→ ACTION ITEM
Copy all the entries below exactly, but not the pictures.

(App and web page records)
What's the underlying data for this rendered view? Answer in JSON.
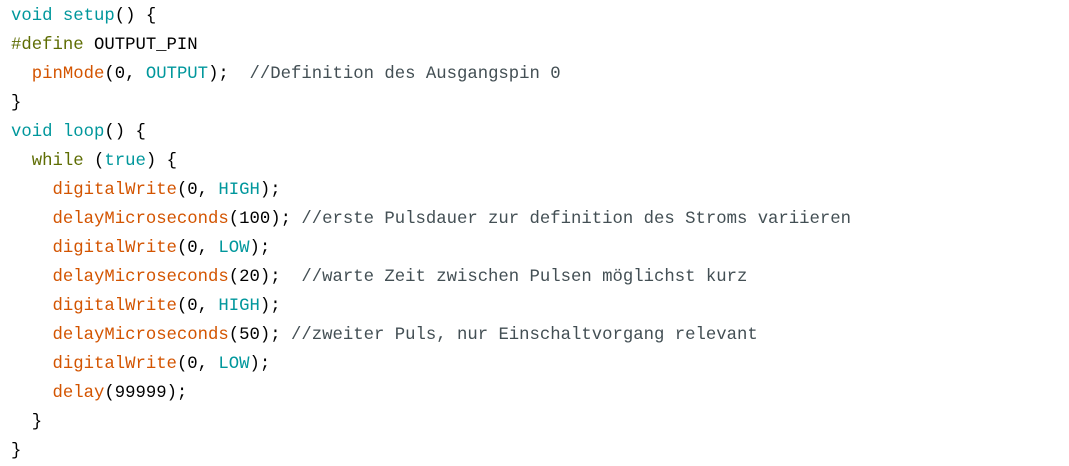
{
  "colors": {
    "keyword": "#00979c",
    "function": "#d35400",
    "constant": "#00979c",
    "preprocessor": "#5e6d03",
    "plain": "#000000",
    "comment": "#434f54",
    "background": "#ffffff"
  },
  "lines": [
    [
      {
        "t": "void",
        "c": "kw"
      },
      {
        "t": " ",
        "c": "tx"
      },
      {
        "t": "setup",
        "c": "kw"
      },
      {
        "t": "() {",
        "c": "tx"
      }
    ],
    [
      {
        "t": "#define",
        "c": "pp"
      },
      {
        "t": " OUTPUT_PIN",
        "c": "tx"
      }
    ],
    [
      {
        "t": "  ",
        "c": "tx"
      },
      {
        "t": "pinMode",
        "c": "fn"
      },
      {
        "t": "(0, ",
        "c": "tx"
      },
      {
        "t": "OUTPUT",
        "c": "ct"
      },
      {
        "t": ");  ",
        "c": "tx"
      },
      {
        "t": "//Definition des Ausgangspin 0",
        "c": "cmt"
      }
    ],
    [
      {
        "t": "}",
        "c": "tx"
      }
    ],
    [
      {
        "t": "void",
        "c": "kw"
      },
      {
        "t": " ",
        "c": "tx"
      },
      {
        "t": "loop",
        "c": "kw"
      },
      {
        "t": "() {",
        "c": "tx"
      }
    ],
    [
      {
        "t": "  ",
        "c": "tx"
      },
      {
        "t": "while",
        "c": "pp"
      },
      {
        "t": " (",
        "c": "tx"
      },
      {
        "t": "true",
        "c": "ct"
      },
      {
        "t": ") {",
        "c": "tx"
      }
    ],
    [
      {
        "t": "    ",
        "c": "tx"
      },
      {
        "t": "digitalWrite",
        "c": "fn"
      },
      {
        "t": "(0, ",
        "c": "tx"
      },
      {
        "t": "HIGH",
        "c": "ct"
      },
      {
        "t": ");",
        "c": "tx"
      }
    ],
    [
      {
        "t": "    ",
        "c": "tx"
      },
      {
        "t": "delayMicroseconds",
        "c": "fn"
      },
      {
        "t": "(100); ",
        "c": "tx"
      },
      {
        "t": "//erste Pulsdauer zur definition des Stroms variieren",
        "c": "cmt"
      }
    ],
    [
      {
        "t": "    ",
        "c": "tx"
      },
      {
        "t": "digitalWrite",
        "c": "fn"
      },
      {
        "t": "(0, ",
        "c": "tx"
      },
      {
        "t": "LOW",
        "c": "ct"
      },
      {
        "t": ");",
        "c": "tx"
      }
    ],
    [
      {
        "t": "    ",
        "c": "tx"
      },
      {
        "t": "delayMicroseconds",
        "c": "fn"
      },
      {
        "t": "(20);  ",
        "c": "tx"
      },
      {
        "t": "//warte Zeit zwischen Pulsen möglichst kurz",
        "c": "cmt"
      }
    ],
    [
      {
        "t": "    ",
        "c": "tx"
      },
      {
        "t": "digitalWrite",
        "c": "fn"
      },
      {
        "t": "(0, ",
        "c": "tx"
      },
      {
        "t": "HIGH",
        "c": "ct"
      },
      {
        "t": ");",
        "c": "tx"
      }
    ],
    [
      {
        "t": "    ",
        "c": "tx"
      },
      {
        "t": "delayMicroseconds",
        "c": "fn"
      },
      {
        "t": "(50); ",
        "c": "tx"
      },
      {
        "t": "//zweiter Puls, nur Einschaltvorgang relevant",
        "c": "cmt"
      }
    ],
    [
      {
        "t": "    ",
        "c": "tx"
      },
      {
        "t": "digitalWrite",
        "c": "fn"
      },
      {
        "t": "(0, ",
        "c": "tx"
      },
      {
        "t": "LOW",
        "c": "ct"
      },
      {
        "t": ");",
        "c": "tx"
      }
    ],
    [
      {
        "t": "    ",
        "c": "tx"
      },
      {
        "t": "delay",
        "c": "fn"
      },
      {
        "t": "(99999);",
        "c": "tx"
      }
    ],
    [
      {
        "t": "  }",
        "c": "tx"
      }
    ],
    [
      {
        "t": "}",
        "c": "tx"
      }
    ]
  ]
}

→ WRITTEN ANSWER
What's the underlying data for this rendered view? Answer in JSON.
{
  "colors": {
    "keyword": "#00979c",
    "function": "#d35400",
    "constant": "#00979c",
    "preprocessor": "#5e6d03",
    "plain": "#000000",
    "comment": "#434f54",
    "background": "#ffffff"
  },
  "lines": [
    [
      {
        "t": "void",
        "c": "kw"
      },
      {
        "t": " ",
        "c": "tx"
      },
      {
        "t": "setup",
        "c": "kw"
      },
      {
        "t": "() {",
        "c": "tx"
      }
    ],
    [
      {
        "t": "#define",
        "c": "pp"
      },
      {
        "t": " OUTPUT_PIN",
        "c": "tx"
      }
    ],
    [
      {
        "t": "  ",
        "c": "tx"
      },
      {
        "t": "pinMode",
        "c": "fn"
      },
      {
        "t": "(0, ",
        "c": "tx"
      },
      {
        "t": "OUTPUT",
        "c": "ct"
      },
      {
        "t": ");  ",
        "c": "tx"
      },
      {
        "t": "//Definition des Ausgangspin 0",
        "c": "cmt"
      }
    ],
    [
      {
        "t": "}",
        "c": "tx"
      }
    ],
    [
      {
        "t": "void",
        "c": "kw"
      },
      {
        "t": " ",
        "c": "tx"
      },
      {
        "t": "loop",
        "c": "kw"
      },
      {
        "t": "() {",
        "c": "tx"
      }
    ],
    [
      {
        "t": "  ",
        "c": "tx"
      },
      {
        "t": "while",
        "c": "pp"
      },
      {
        "t": " (",
        "c": "tx"
      },
      {
        "t": "true",
        "c": "ct"
      },
      {
        "t": ") {",
        "c": "tx"
      }
    ],
    [
      {
        "t": "    ",
        "c": "tx"
      },
      {
        "t": "digitalWrite",
        "c": "fn"
      },
      {
        "t": "(0, ",
        "c": "tx"
      },
      {
        "t": "HIGH",
        "c": "ct"
      },
      {
        "t": ");",
        "c": "tx"
      }
    ],
    [
      {
        "t": "    ",
        "c": "tx"
      },
      {
        "t": "delayMicroseconds",
        "c": "fn"
      },
      {
        "t": "(100); ",
        "c": "tx"
      },
      {
        "t": "//erste Pulsdauer zur definition des Stroms variieren",
        "c": "cmt"
      }
    ],
    [
      {
        "t": "    ",
        "c": "tx"
      },
      {
        "t": "digitalWrite",
        "c": "fn"
      },
      {
        "t": "(0, ",
        "c": "tx"
      },
      {
        "t": "LOW",
        "c": "ct"
      },
      {
        "t": ");",
        "c": "tx"
      }
    ],
    [
      {
        "t": "    ",
        "c": "tx"
      },
      {
        "t": "delayMicroseconds",
        "c": "fn"
      },
      {
        "t": "(20);  ",
        "c": "tx"
      },
      {
        "t": "//warte Zeit zwischen Pulsen möglichst kurz",
        "c": "cmt"
      }
    ],
    [
      {
        "t": "    ",
        "c": "tx"
      },
      {
        "t": "digitalWrite",
        "c": "fn"
      },
      {
        "t": "(0, ",
        "c": "tx"
      },
      {
        "t": "HIGH",
        "c": "ct"
      },
      {
        "t": ");",
        "c": "tx"
      }
    ],
    [
      {
        "t": "    ",
        "c": "tx"
      },
      {
        "t": "delayMicroseconds",
        "c": "fn"
      },
      {
        "t": "(50); ",
        "c": "tx"
      },
      {
        "t": "//zweiter Puls, nur Einschaltvorgang relevant",
        "c": "cmt"
      }
    ],
    [
      {
        "t": "    ",
        "c": "tx"
      },
      {
        "t": "digitalWrite",
        "c": "fn"
      },
      {
        "t": "(0, ",
        "c": "tx"
      },
      {
        "t": "LOW",
        "c": "ct"
      },
      {
        "t": ");",
        "c": "tx"
      }
    ],
    [
      {
        "t": "    ",
        "c": "tx"
      },
      {
        "t": "delay",
        "c": "fn"
      },
      {
        "t": "(99999);",
        "c": "tx"
      }
    ],
    [
      {
        "t": "  }",
        "c": "tx"
      }
    ],
    [
      {
        "t": "}",
        "c": "tx"
      }
    ]
  ]
}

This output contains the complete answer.